The Covid-19 crisis that has closed our schools has sent most of us more deeply into the world of home learning than we’ve ever cared to go. It’s been challenging to think of good home learning tasks that can be downloaded, completed remotely without any help (other than what family or the Internet can provide) and that are useful to the course. Really what we’ve been doing is amplifying the amount of regular homework – and amplifying the advantages and disadvantages of regular homework.
I wrote my post-graduate dissertation on homework and I think that this crisis is highlighting the existing concerns with homework. Does it help learning? Only in a limited way. The headlines of research (those that we always recite to Secondary students) show that those who complete their homework regularly do better in their GCSEs. That’s probably true. But the obvious, but largely unspoken side to this, is that those students are the ones who are likely to do better anyway.
Does it help those who struggle with learning? No, because most homework tasks are either practice of something that’s been done in school – which if they didn’t understand when teachers were explaining it to them, they’re certainly not going to understand at home – or they are a research-based task. These are the ones that lots of us are setting now… watch this video and write down 5 things you notice about it; research 5 scientists and describe why they were important; take a virtual trip through the V&A museum and describe 3 things you liked and why. All good tasks – particularly at the moment when we don’t know when next we’ll all be sitting in a classroom together.. but the sorts of children that aren’t normally going to do this in class, or work more slowly than the others – are no more likely to do it now.
I’m not mocking the task – for many of us – particularly those who work in deprived Inner City schools we’re often competing against other students’ cultural capital and if our students have the time and are willing then tasks like these are invaluable at building that. But every day in a normal environment, they’re not.
My research showed me that homework was effective when achieving this outcome, but if the students aren’t doing it it doesn’t help them. It’s just a waste of time for the teacher to continually have to set homework to everyone, have to mark it and return it and check who’s done it. Let’s face it, if you know most of your students don’t do homework you don’t set anything meaningful, so then it’s not helping those who would do it anyway. But you can’t rely on it being done for the next lesson if it’s not going to be done by a majority.
There was some research a few years ago in the Netherlands that showed that there was at least one case when homework actually hindered attainment. This was when teachers had set homework that needed to be completed before the next lesson. Many of our students don’t have a place to work at home that’s suitable, or don’t have a computer to work on. If a significant group isn’t able to complete that homework then their results will be adversely affected.

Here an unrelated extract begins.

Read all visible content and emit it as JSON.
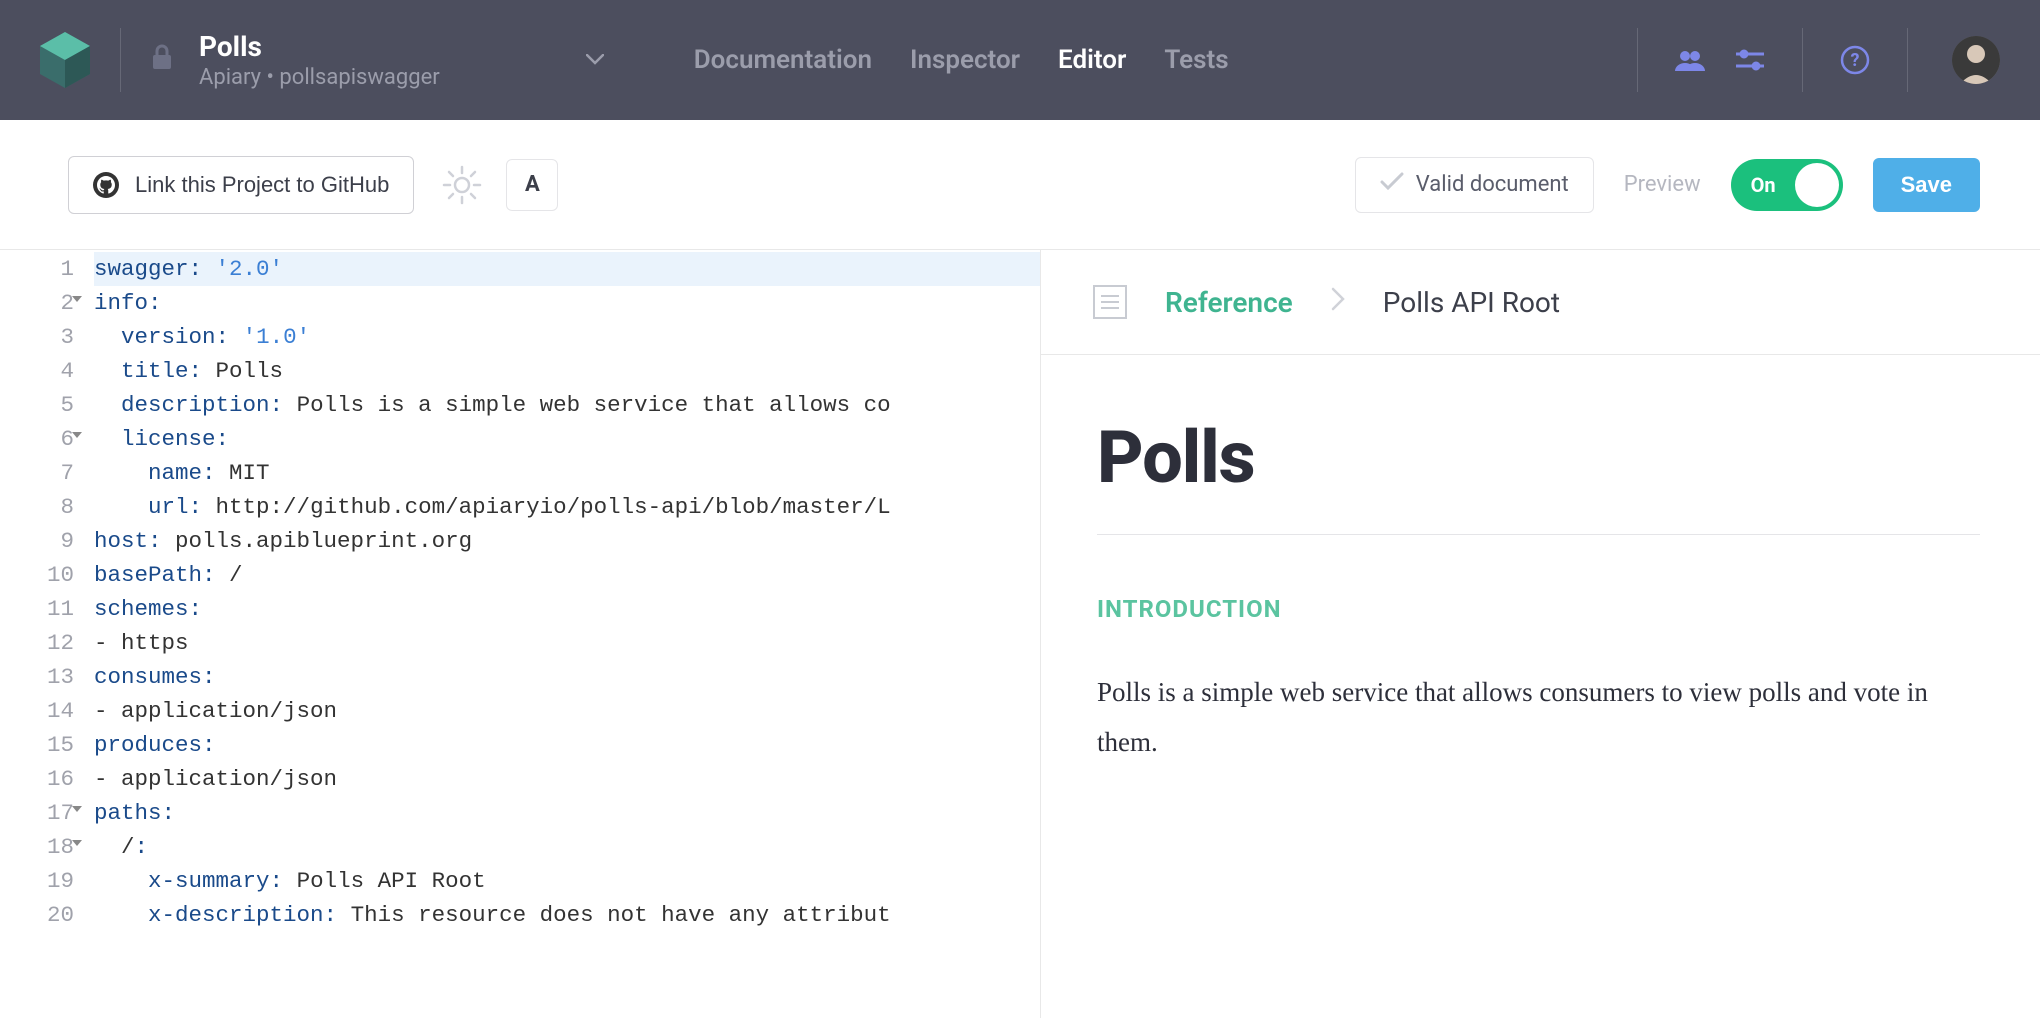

There’s lots that will come out of this crisis. Maybe a willingness for students to engage with home learning, supported by their parents will be one of them. But more likely, it will be that homework in its traditional form doesn’t help most pupils, that Show My Homework and Google Classrooms only help those with not only a good internet connection at home, but access to an actual computer (you can’t download a set of questions, type an essay and resubmit on a phone) and that therefore it’s time to re-appraise traditional learning and the curriculum. That’s something that’s definitely ripe for a re-appraisal.
Gerald Clark – Camden NEU